Being a UTXO-based blockchain, Fuel is designed with a number of similarities to existing UTXO-based chains, such as Bitcoin. Consult the Bitcoin developer reference for an overview of the minimal block layout required for such a chain.
|Overview of block contents.|
This page describes intuitions behind the top-level data structures, from blocks to leaves in the transaction tree. Discussion on the transaction architecture is relegated to the next page.
In any blockchain, block headers commit to a list of transactions, and contain other important metadata. Blocks are block headers plus the explicit list of transactions, but do not exist as an independent data structure in Fuel.
Each block header in Fuel contains the usual suspects: an identifier for the block producer, the previous block header's hash, and the block height (the index of this rollup block in the rollup chain). A few other fields, that diverge from traditional blockchains, are also present.
First, the block number, i.e. the Ethereum block number when this rollup block was submitted to Ethereum, is included. Note that the expressions [block] height and [block] number are used to refer to the rollup block height and the Ethereum block number, respectively.
Note: Including the block number in the header (or, more specifically, requiring an Ethereum block number and Ethereum block hash to match when committing a new rollup block) prevents miners from re-organizing Ethereum and moving a submission transaction to an earlier block number, which could invalidate the timelock conditions of Fuel transactions.
Additionally, the maximum token ID and address ID used through the rollup block (i.e. in this and all previous rollup blocks) is included in the header. The transaction architecture page will discuss these in more details, but for now it is sufficient to know that addresses (token are identified by an address as well) can be registered, which allows them be to referenced by a short numerical ID rather than a full 20-byte address, resulting in smaller (and thus cheaper) transactions.
Note: An attacker can craft a rollup block that includes a transaction with a not-yet-registered ID (i.e. an invalid block). When they see a transaction that proves that block is invalid, they can front-run it with a transaction that registers the ID. Checking for maximum IDs as a block is submitted prevents this griefing vector.
Finally, rather than a single Merkle root of a list of transactions, a list of root header hashes is included. Each root header commits to a list of transactions (in other words, the block header still commits to a list of transactions, though indirectly), and is discussed in the next section.
Fields that are usually seen in layer-1 Proof-of-Work chains, such as a timestamp and a nonce, are omitted. The former is implicit in the form of the Ethereum block number, and the latter is unnecessary since work is not used in the rollup.
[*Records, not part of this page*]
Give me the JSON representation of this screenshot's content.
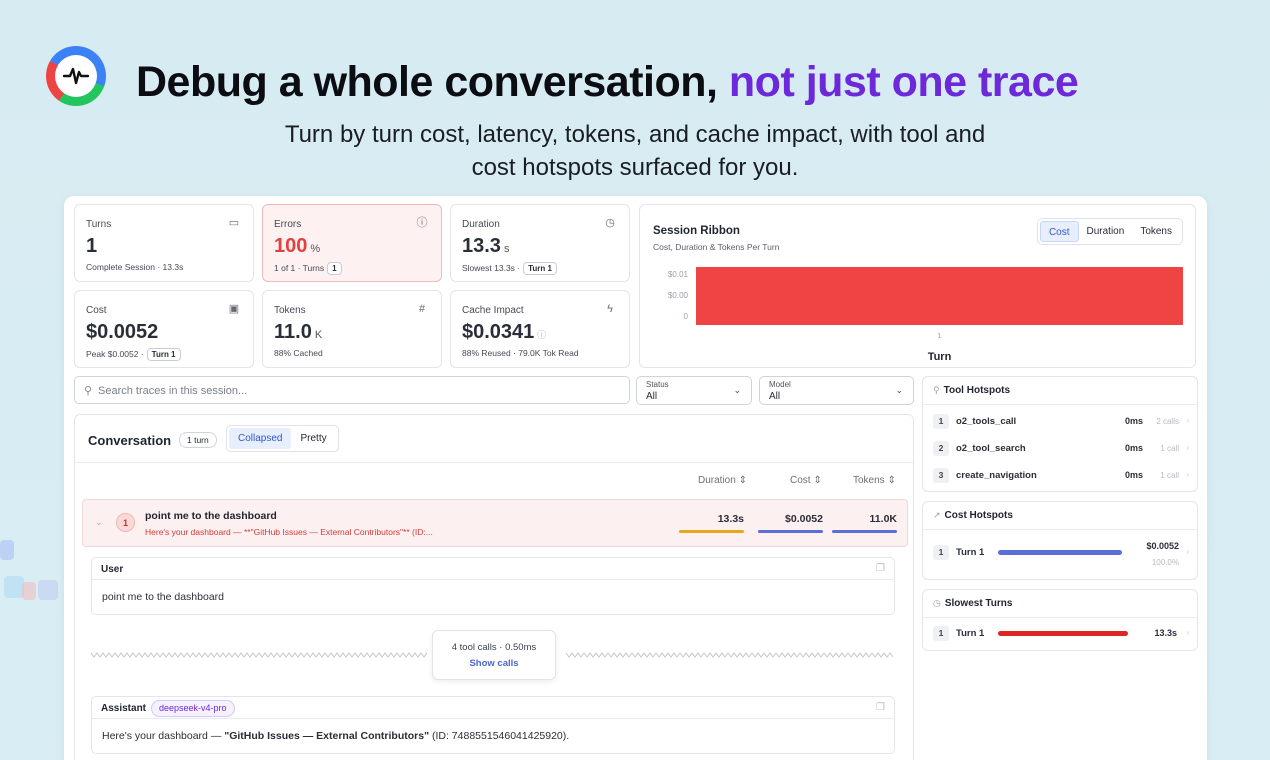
{
  "hero": {
    "title_main": "Debug a whole conversation, ",
    "title_accent": "not just one trace",
    "subtitle": "Turn by turn cost, latency, tokens, and cache impact, with tool and cost hotspots surfaced for you.",
    "accent_color": "#6d28d9"
  },
  "stats": {
    "turns": {
      "label": "Turns",
      "value": "1",
      "sub": "Complete Session · 13.3s",
      "icon": "chat-icon"
    },
    "errors": {
      "label": "Errors",
      "value": "100",
      "unit": "%",
      "sub": "1 of 1 · Turns",
      "pill": "1",
      "icon": "alert-icon"
    },
    "duration": {
      "label": "Duration",
      "value": "13.3",
      "unit": "s",
      "sub": "Slowest 13.3s ·",
      "pill": "Turn 1",
      "icon": "clock-icon"
    },
    "cost": {
      "label": "Cost",
      "value": "$0.0052",
      "sub": "Peak $0.0052 ·",
      "pill": "Turn 1",
      "icon": "money-icon"
    },
    "tokens": {
      "label": "Tokens",
      "value": "11.0",
      "unit": "K",
      "sub": "88% Cached",
      "icon": "hash-icon"
    },
    "cache": {
      "label": "Cache Impact",
      "value": "$0.0341",
      "sub": "88% Reused · 79.0K Tok Read",
      "icon": "bolt-icon"
    }
  },
  "ribbon": {
    "title": "Session Ribbon",
    "subtitle": "Cost, Duration & Tokens Per Turn",
    "tabs": [
      "Cost",
      "Duration",
      "Tokens"
    ],
    "active_tab": "Cost"
  },
  "chart_data": {
    "type": "bar",
    "categories": [
      "1"
    ],
    "values": [
      0.0052
    ],
    "xlabel": "Turn",
    "ylabel": "",
    "y_ticks": [
      "$0.01",
      "$0.00",
      "0"
    ],
    "bar_color": "#ef4444"
  },
  "search": {
    "placeholder": "Search traces in this session..."
  },
  "filters": {
    "status": {
      "label": "Status",
      "value": "All"
    },
    "model": {
      "label": "Model",
      "value": "All"
    }
  },
  "conversation": {
    "title": "Conversation",
    "badge": "1 turn",
    "view_tabs": [
      "Collapsed",
      "Pretty"
    ],
    "active_view": "Collapsed",
    "columns": [
      "Duration ⇕",
      "Cost ⇕",
      "Tokens ⇕"
    ],
    "turn": {
      "num": "1",
      "question": "point me to the dashboard",
      "answer_preview": "Here's your dashboard — **\"GitHub Issues — External Contributors\"** (ID:...",
      "duration": "13.3s",
      "cost": "$0.0052",
      "tokens": "11.0K"
    },
    "user_msg": {
      "label": "User",
      "text": "point me to the dashboard"
    },
    "tool_calls": {
      "summary": "4 tool calls · 0.50ms",
      "action": "Show calls"
    },
    "assistant_msg": {
      "label": "Assistant",
      "model": "deepseek-v4-pro",
      "text_pre": "Here's your dashboard — ",
      "text_bold": "\"GitHub Issues — External Contributors\"",
      "text_post": " (ID: 7488551546041425920)."
    }
  },
  "tool_hotspots": {
    "title": "Tool Hotspots",
    "items": [
      {
        "num": "1",
        "name": "o2_tools_call",
        "ms": "0ms",
        "calls": "2 calls"
      },
      {
        "num": "2",
        "name": "o2_tool_search",
        "ms": "0ms",
        "calls": "1 call"
      },
      {
        "num": "3",
        "name": "create_navigation",
        "ms": "0ms",
        "calls": "1 call"
      }
    ]
  },
  "cost_hotspots": {
    "title": "Cost Hotspots",
    "item": {
      "num": "1",
      "name": "Turn 1",
      "value": "$0.0052",
      "share": "100.0%",
      "fraction": 1.0
    }
  },
  "slowest_turns": {
    "title": "Slowest Turns",
    "item": {
      "num": "1",
      "name": "Turn 1",
      "value": "13.3s",
      "fraction": 1.0
    }
  }
}
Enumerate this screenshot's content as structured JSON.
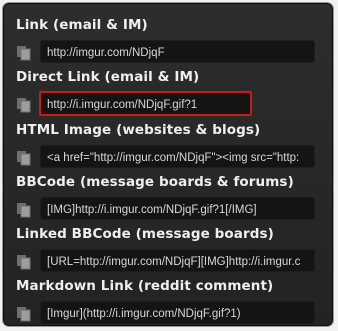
{
  "sections": [
    {
      "title": "Link (email & IM)",
      "value": "http://imgur.com/NDjqF"
    },
    {
      "title": "Direct Link (email & IM)",
      "value": "http://i.imgur.com/NDjqF.gif?1"
    },
    {
      "title": "HTML Image (websites & blogs)",
      "value": "<a href=\"http://imgur.com/NDjqF\"><img src=\"http:"
    },
    {
      "title": "BBCode (message boards & forums)",
      "value": "[IMG]http://i.imgur.com/NDjqF.gif?1[/IMG]"
    },
    {
      "title": "Linked BBCode (message boards)",
      "value": "[URL=http://imgur.com/NDjqF][IMG]http://i.imgur.c"
    },
    {
      "title": "Markdown Link (reddit comment)",
      "value": "[Imgur](http://i.imgur.com/NDjqF.gif?1)"
    }
  ],
  "icon": "copy-icon",
  "colors": {
    "highlight": "#c81a1a",
    "panel": "#262626",
    "field": "#141414"
  }
}
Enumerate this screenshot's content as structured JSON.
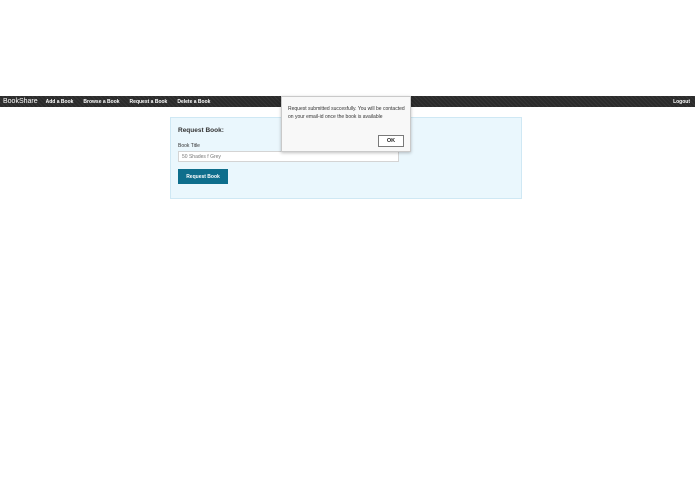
{
  "navbar": {
    "brand": "BookShare",
    "links": [
      "Add a Book",
      "Browse a Book",
      "Request a Book",
      "Delete a Book"
    ],
    "logout": "Logout"
  },
  "form": {
    "title": "Request Book:",
    "book_title_label": "Book Title",
    "book_title_value": "50 Shades f Grey",
    "submit_label": "Request Book"
  },
  "dialog": {
    "message": "Request submitted succesfully. You will be contacted on your email-id once the book is available",
    "ok_label": "OK"
  },
  "colors": {
    "navbar_bg": "#2b2b2b",
    "panel_bg": "#eaf7fd",
    "button_bg": "#0e6e8c"
  }
}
Each root header commits to a list of transactions directly in two forms, and contains additional metadata that will be discussed shortly. Roots are root headers plus the explicit list of transactions, but do not exist as an independent data structure.
A list of transactions is committed to as both a Merkle root and a simple hash. The simple hash is checked when a new root is submitted on-chain, but not the Merkle root. This avoids the need to Merkleize transactions all the time, and saves on gas costs. If the Merkle root is incorrect, this can be proven with a fraud proof (which uses the simple hash to authenticate the data that will be Merkleized).
Note: Separating block submission into two steps—first submitting one or more roots, then submitting the block header that includes those roots—reduces the costs of a race condition where multiple block producers submit a block at the same time and only one is valid (and the other transactions would fail and cost gas). By making block submission extremely gas-cheap, this race condition is no a longer costly mistake. There is no race condition on submitting roots.
Note: The size bound on the list of transactions is chosen such that Merkleizing any individual list of transactions can be done within the gas limit of a single Ethereum block (with a large margin of safety).
Two transaction fields are hoisted into the root header: the fee token ID and the feerate. By enforcing that all transactions under a single root pay fees in the same token at the same rate, we can avoid needing to repeat these values for every transaction, and instead only specify them once in the root header.
Note: Transactions still sign over the fee token ID and feerate values, to avoid malicious root submissions. The values are implicitly part of the transaction data that is signed. See the next section for implicit vs explicit transaction data.
The transaction architecture can be found in the next page. It is recommended to read it first, before returning to complete this section.
Each transaction leaf (i.e. leaf in the Merkle tree of transactions that are committed to in a root header) contains all the required data to reconstruct the state transition defined by the transaction unambiguously.
- A list of witnesses, which authorize spending a state element in this transaction.
- A list of inputs and metadata (one metadata per input). Each input provides enough information to "unlock" the state element being spent, but does not explicitly identify the state element by ID.
- A list of outputs, which each describe the spending conditions for a new state element.
Metadata is inserted by the root submitter as a means of uniquely identifying the state element being spent at each input. For regular UTXOs this would be the block height, root index, transaction index, then output index. This replaces the traditional UTXO ID (usually: a hash of the transaction and output index) with a much more compact representation.
Note: Metadata is malleable by the root submitter, and is thus not signed over by the transaction sender.